I never thought that I would have so many models, that I could forget what I had on my shelves. When I recently gathered my skips to load half of them, I found a forgotten skip. A British Hudson skip in white metal from Bantock & Lantz. Going through old photo files I can trace the skip back to around 2001 and after having built and painted it I must have forgotten that I had it. Perhaps because it was one of a kind?
The new found model was immediately lightly weathered and fitted with half a load of floor sweepings and crushed building materials. The 1:35 loco shed workers seem to have claimed the skip for carting away rubbish to be dumped in part of the emptied gravel pits.
|The rediscovered Hudson skip in front of the loco shed near Nystrup. In addition to it's number 74 the skip has 'remise' (Danish for loco shed) written on it.
|The skip seen from the shed's roof. Half filled with rubble, floor sweepings, old leaves and an oily rag.
|A mixed rake of continetal 'DIN' type skips and Hudsons at Mønsted Chalk Quarry in the 1950's. The train is pushed by a loco from the Danish manufacturer Pedershaab Machine Works.
A few Danish industrial railways used the Hudson 'Rugga' skip, although the German DIN (Deutsche Industrie Norm) skip was the most usual. Apart from Mønsted Chalk Quarry I have seen 'Ruggas' at Gram Brick Works. I thought that Nystrup Gravel should have more than one Hudson skip, as they are still available in kit form.
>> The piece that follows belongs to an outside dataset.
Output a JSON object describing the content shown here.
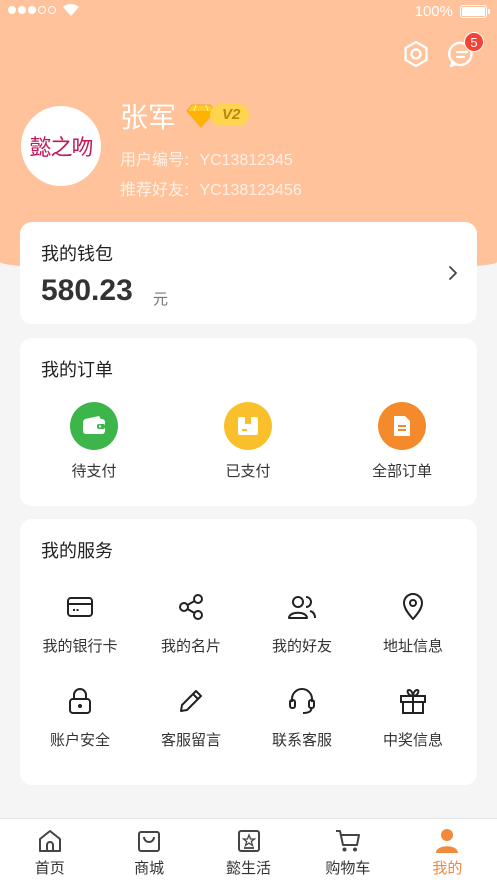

Today it is Slater's Plastikard that sell the model - in an upgraded version with injection moulded plastic skip body. I bought six skips and they will make up a third rake of skips in the inventory of Nystrup Gravel.
|The old white metal Bantock & Lantz skip and two packs of three skips each from Slater's Plastikard. Nicely packaged and with good and clear instructions - including a history of this type of skip. Can't wait to get started!